(Material supplied begins)
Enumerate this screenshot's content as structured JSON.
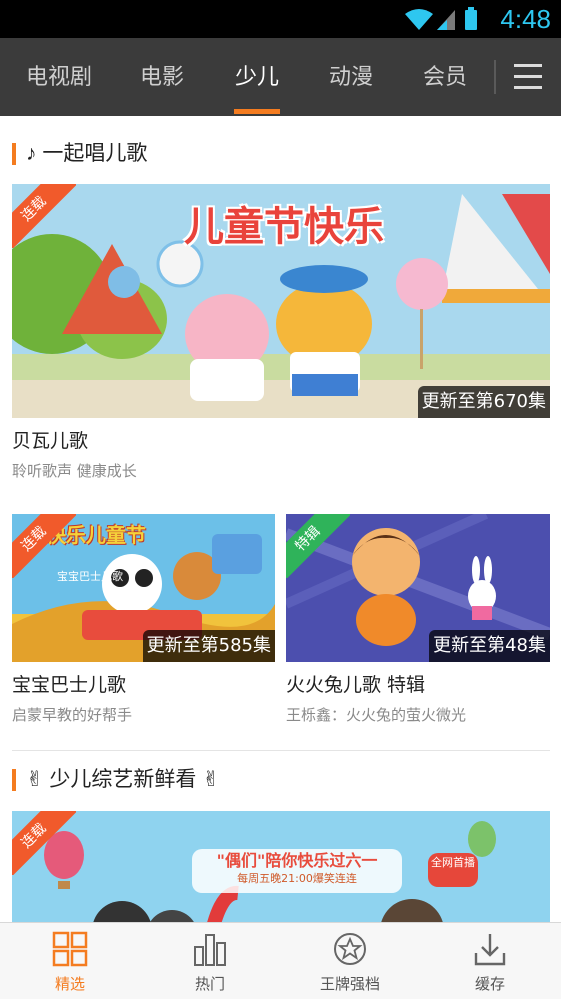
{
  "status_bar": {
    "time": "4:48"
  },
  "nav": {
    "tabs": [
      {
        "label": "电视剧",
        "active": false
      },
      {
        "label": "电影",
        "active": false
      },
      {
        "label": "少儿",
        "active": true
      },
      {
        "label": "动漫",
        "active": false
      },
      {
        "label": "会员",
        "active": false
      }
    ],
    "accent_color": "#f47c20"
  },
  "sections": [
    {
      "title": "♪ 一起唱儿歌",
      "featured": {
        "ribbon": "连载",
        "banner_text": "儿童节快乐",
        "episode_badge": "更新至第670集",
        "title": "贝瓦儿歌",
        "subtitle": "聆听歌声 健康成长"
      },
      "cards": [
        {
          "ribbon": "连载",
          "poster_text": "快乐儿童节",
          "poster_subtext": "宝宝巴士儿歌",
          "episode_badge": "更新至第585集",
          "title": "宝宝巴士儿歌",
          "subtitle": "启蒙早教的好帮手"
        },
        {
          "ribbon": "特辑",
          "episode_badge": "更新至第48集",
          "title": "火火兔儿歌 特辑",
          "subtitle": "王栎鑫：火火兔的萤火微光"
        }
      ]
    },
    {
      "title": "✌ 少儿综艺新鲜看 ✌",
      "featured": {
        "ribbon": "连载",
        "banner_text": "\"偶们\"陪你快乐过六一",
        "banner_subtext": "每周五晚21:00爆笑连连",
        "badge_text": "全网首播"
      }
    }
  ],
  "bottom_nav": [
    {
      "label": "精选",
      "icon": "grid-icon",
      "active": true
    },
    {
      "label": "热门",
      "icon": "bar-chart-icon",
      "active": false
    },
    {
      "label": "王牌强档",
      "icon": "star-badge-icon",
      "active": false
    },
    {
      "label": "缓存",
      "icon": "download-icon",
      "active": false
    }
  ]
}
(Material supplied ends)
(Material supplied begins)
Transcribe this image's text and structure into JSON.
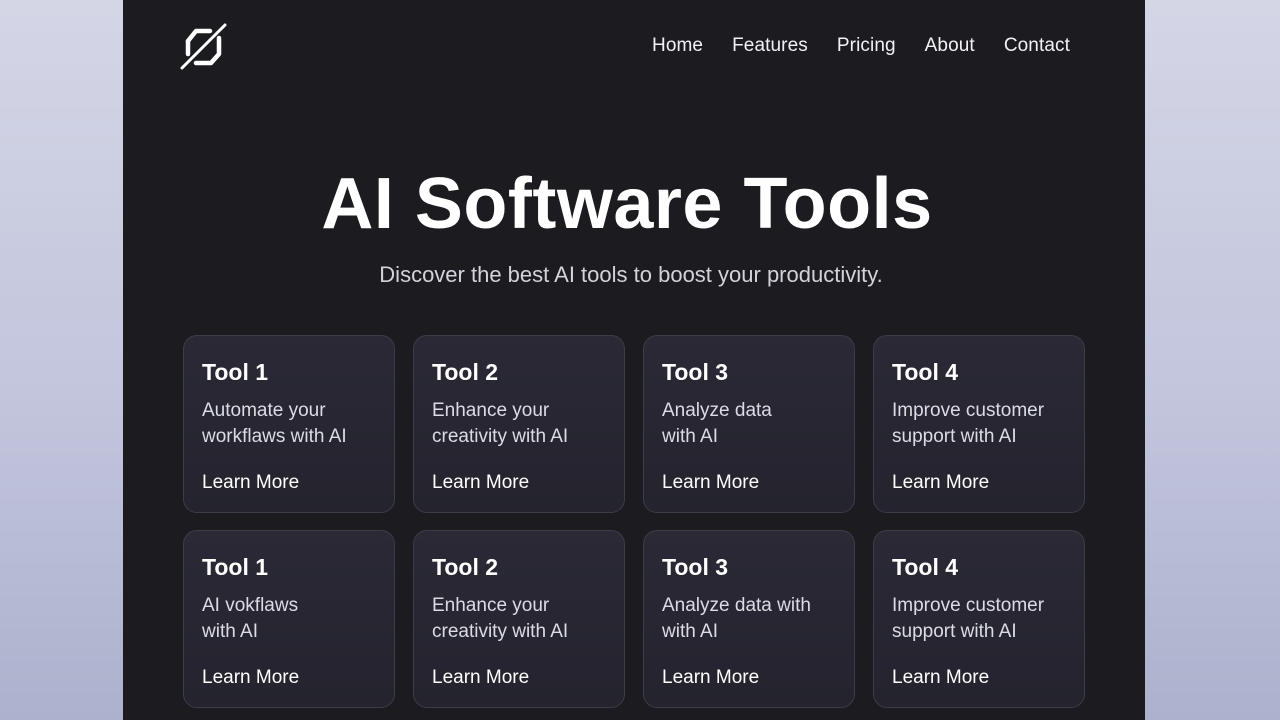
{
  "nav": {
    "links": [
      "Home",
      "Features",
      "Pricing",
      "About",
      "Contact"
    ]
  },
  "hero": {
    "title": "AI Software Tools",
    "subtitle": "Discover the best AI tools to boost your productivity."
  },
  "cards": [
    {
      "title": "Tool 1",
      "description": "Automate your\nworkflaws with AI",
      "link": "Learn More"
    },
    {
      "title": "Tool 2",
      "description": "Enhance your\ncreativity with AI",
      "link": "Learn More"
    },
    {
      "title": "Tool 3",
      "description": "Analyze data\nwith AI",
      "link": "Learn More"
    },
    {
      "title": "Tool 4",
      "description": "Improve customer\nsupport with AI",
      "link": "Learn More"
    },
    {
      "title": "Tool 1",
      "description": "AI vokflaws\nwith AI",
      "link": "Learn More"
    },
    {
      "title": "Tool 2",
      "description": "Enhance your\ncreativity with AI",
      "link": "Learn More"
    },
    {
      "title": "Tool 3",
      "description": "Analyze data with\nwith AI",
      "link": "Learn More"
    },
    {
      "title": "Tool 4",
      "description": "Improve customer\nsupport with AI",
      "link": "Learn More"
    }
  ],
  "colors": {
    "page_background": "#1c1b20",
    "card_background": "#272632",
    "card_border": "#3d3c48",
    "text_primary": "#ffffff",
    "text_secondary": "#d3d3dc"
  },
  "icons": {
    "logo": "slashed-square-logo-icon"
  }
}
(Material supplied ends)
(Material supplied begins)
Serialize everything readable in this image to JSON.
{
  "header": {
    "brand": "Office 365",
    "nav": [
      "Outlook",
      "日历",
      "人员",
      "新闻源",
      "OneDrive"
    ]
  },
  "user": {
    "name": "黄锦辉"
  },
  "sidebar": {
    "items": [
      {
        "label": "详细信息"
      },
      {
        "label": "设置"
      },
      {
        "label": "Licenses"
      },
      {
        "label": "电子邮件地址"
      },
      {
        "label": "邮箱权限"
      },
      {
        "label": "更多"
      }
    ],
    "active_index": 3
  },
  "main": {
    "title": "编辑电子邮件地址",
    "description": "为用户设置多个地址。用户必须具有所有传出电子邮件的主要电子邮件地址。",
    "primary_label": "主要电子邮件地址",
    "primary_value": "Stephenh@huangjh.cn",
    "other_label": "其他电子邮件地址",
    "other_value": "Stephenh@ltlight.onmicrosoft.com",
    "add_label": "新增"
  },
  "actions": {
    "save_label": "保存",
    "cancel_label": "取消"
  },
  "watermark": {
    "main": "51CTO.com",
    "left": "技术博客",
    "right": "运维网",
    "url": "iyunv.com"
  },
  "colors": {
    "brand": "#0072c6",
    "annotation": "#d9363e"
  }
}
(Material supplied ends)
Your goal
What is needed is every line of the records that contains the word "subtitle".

Completed exercise
        "subtitle": "聆听歌声 健康成长"
          "subtitle": "启蒙早教的好帮手"
          "subtitle": "王栎鑫：火火兔的萤火微光"
    "subtitle": "Discover the best AI tools to boost your productivity."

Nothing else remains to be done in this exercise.